Remember when I asked you all to ask me questions? Well, I didn’t forget them. I loved them so much that I’ll be making many of them actual posts in a series I’ll call You Asked for It. By the way, this isn’t a one time thing, but rather feel free to comment on that post again, or I’ll ask again soon. By the way, I read and appreciate all of your comments. I really do.
Anyhoo, reader Daphne asked a great question of me: What’s my travel style? To be fair, my travel style has changed over the years. Since I think in lists, here are some aspects of travel, and how I view them.
Flights – I’m pretty much like everyone in the world. I appreciate a good, cheap airfare. While I find domestic travel akin to being herded like cattle, I do find that you can still get relatively decent service in coach on many international carriers. I’ve already told Husband J that I want to fly first class on a long-haul flight some day.
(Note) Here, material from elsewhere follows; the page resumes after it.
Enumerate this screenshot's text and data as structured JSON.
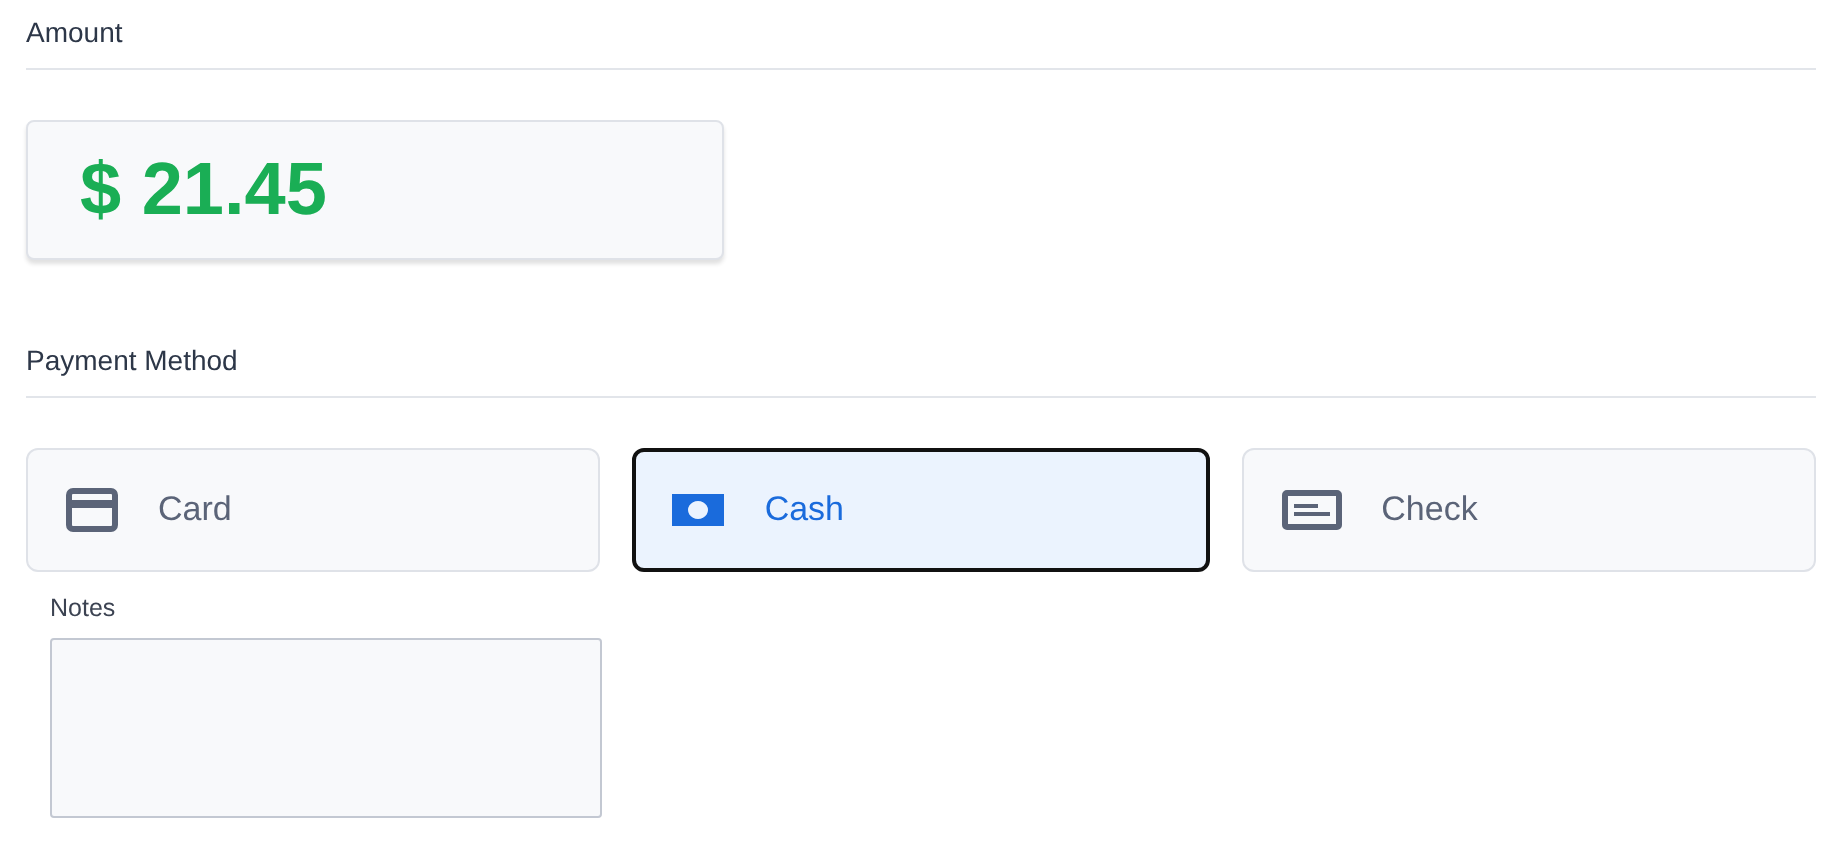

I’ll be holding him to that.
Accommodations – Here’s where I think I’ve had the biggest change since I’ve started travelling. If you met me ten years ago, I’d say that I stayed in small family-owned pension/hotels or hostels. The goal was for the place to be a little on the cheap and just comfortable enough but far from luxurious. I didn’t care so much about feeling pampered in any way, but rather I was interested in a basic, clean and safe place to sleep.
Movin’ on up. Bed at the Argos Hotel in Uchisar, Cappadocia, Turkey
Oh my how things have changed! I can’t roll like that anymore. I think the biggest change is because I travel with Husband J now. I have a hard time telling my husband that we are going to be somewhere with no sheets (hostel in Paris), you have to wear shower shoes, and bring your own soap (same hostel in Paris). 🙂 I’m being a little dramatic, but I’m just too old now to not enjoy where I’m staying. Also one of the benefits of being married is having more income to draw upon, which means that we can spend a little more. We don’t do the Four Seasons or the Ritz Carlton, but our accommodations have some nice bathrooms (now pretty much a prerequisite for me).
Bathroom at the Komaneka Bisma, our hotel in Ubud, Bali
When traveling abroad, I tend not to stay in chain hotels. I usually search for and try to patronize hotels that are owned by residents or natives of that country. I try to support hotels that are incorporating sustainable designs or practices (or at least advertise that they do), or are charitable and contribute to the community. I also like to stay somewhere with a little bit of a distinctive feel particularly in decor or archictecture. At the same time, I am conscious of price and value (hence no Four Seasons or Ritz Carlton). I don’t see why you can’t have comfort, a little luxury with some socially conscious ideals in the mix and not pay an arm and a leg. I promise I will talk about money soon. Promise!
View from the balcony at the Komaneka Bisma
Sightseeing – As you can probably tell from our most recent trip to Turkey, I don’t want to just sit in the hotel or a cafe all day. Even if it’s traveling domestically, I like to see what makes a place unique. I do like museums but ONLY art ones. Archaeology museums actually bore me. I love walking, wandering and people watching, too. Sometimes I feel a twinge of sadness if I don’t get to see something that I’ve wanted to. I act as if I may never return to a place (which in many cases has been true), and so I try to take in as much of my surroundings as I can.
Christ the Redeemer at Corcovado, Rio de Janeiro, Brazil
I don’t schedule my days to a tee. I have a general idea of what I want to see and try to make sure that I see it that day. I build in rest and some hanging out at a cafe, in the hotel room or somewhere fun. Down time is key, and it’s perfect time to read that book I brought with me. I love reading on trips!
I’m not necessarily into nature, but I do appreciate it. I don’t think I could do a whole trip that was purely nature focused, but who knows? Maybe that’s something that I need to try.
At the Cliffs of Moher, Ireland
Shopping – I’m not a big shopper. Unless I am shopping for handmade items or crafts that are particular to that country, are less expensive in that country, and just as good or better quality than what I can get at home, then maybe I’ll buy something. I tend to get small items for a small group of people to bring home, but I barely shop for myself unless it falls into the group described above. The only place where I might let loose with some good old fashioned shopping is London because I love the clothes and fashion there. Europe gets everything two years before we do in the U.S. Really!
Food – Bring it! 🙂 No really, I like a mix of both low-end and high end places and as local as possible. If I want a good burger or pizza, I’ll just stay at home. It’s rare that I order anything like that when I am travelling. I’d rather be sick of the local food at the end of the trip than have dishes that resemble food that I can eat at home. My perfect food day would be a full breakfast, a lunch at a non-touristy place and/or a street food snack, and then a nice dinner somewhere that’s a little more upscale but still highlights local flavors. I will say that I have had a meal or two at McDonald’s abroad. They’re actually a little better in other countries! 🙂
So that’s it! My travel style in a nutshell. What’s yours? I’d love to hear it!